Friday, December 2, 2011

Friday, Finally

Frame Lug

Exhaust Pipe

"New" Computer

It's been kind of a slow week. Still in recovery mode from the nasty cold - feeling much better, voice is back but not 100%. I did manage to weld up the frame lug on the motorcycle frame for the guy from the gym. Nothing too special here. Just weld a few minutes, let it cool for a while, then come back and build it up some more. Good job for a guy who's not feeling too chipper. Work 5 minutes and then go sit down for 10. Drill and tap after it's cleaned up a little.

The pipe photo is from a dirt bike. I welded the other end of it last year where it mounts to the bike. They slit the end I welded the other day in 4 spots with a hacksaw to make it fit on something, then decided that wasn't going to work so I welded it up. I didn't even ask what they were trying to do or what they were thinking. It's just better not to know sometimes.

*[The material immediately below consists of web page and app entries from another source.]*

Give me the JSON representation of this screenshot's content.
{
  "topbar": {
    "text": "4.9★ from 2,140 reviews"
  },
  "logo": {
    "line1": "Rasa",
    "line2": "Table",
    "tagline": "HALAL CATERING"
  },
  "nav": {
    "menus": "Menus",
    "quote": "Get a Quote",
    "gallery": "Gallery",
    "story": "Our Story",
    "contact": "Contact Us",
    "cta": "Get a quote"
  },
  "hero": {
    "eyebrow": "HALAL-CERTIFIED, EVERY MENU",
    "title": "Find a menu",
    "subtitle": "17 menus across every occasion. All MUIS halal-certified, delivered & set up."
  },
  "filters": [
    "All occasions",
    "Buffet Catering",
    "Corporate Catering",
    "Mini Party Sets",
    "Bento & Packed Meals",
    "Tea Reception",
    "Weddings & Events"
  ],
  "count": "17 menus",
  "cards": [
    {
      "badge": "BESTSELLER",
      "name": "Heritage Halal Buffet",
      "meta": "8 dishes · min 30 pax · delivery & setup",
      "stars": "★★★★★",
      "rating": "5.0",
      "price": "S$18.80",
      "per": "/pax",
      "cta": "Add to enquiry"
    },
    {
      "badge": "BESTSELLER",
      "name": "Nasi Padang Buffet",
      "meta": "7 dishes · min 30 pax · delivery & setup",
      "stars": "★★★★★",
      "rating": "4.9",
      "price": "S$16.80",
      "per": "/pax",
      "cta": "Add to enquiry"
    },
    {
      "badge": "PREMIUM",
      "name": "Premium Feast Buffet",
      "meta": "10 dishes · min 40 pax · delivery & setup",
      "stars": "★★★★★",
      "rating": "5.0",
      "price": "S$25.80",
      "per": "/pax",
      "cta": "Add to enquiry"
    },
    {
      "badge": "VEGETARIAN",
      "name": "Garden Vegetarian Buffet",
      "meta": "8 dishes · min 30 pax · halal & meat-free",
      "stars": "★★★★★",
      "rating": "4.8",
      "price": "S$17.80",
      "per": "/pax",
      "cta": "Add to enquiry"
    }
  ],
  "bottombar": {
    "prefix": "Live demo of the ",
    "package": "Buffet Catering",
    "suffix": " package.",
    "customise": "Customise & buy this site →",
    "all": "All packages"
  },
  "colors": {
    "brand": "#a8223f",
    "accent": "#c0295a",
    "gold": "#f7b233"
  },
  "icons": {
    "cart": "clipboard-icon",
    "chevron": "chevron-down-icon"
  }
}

The bottom photo is my "new" computer in the shop at school. Previously I had some kind of gizmo connected to the classroom computer so I could have a remote monitor and keyboard in the shop. Since the majority of my time is spent out there, it was real handy to be able to take attendance, receive e-mails, "pop-ups", etc., without leaving the hooligans with power tools alone in the shop while I went into the classroom to check the computer. It hasn't worked all year but the new guy in the IT department said he'd come up with something for me and now I have a new IBM in the shop. I don't know where he drug this old timer up from, but it works and that's all that matters to me. I do like all the dust and junk in the cooling ports that came pre-installed. Fits right in.

I've got some boxing stuff going on this weekend. We're taking four fighters to the Silver Gloves and I have to attend a coaching clinic. Looks like Jimmy will be fighting in Quebec in a couple of weeks, so I'll be traveling to Canada. I've been wanting to go there, so I'll get my chance. Lots going on but I'm still pecking away at the barn job. Next week, it's scaffolding for sure. I did manage to work on dismantling the lifting cradle a little this week. Not much but something.

Have a good weekend.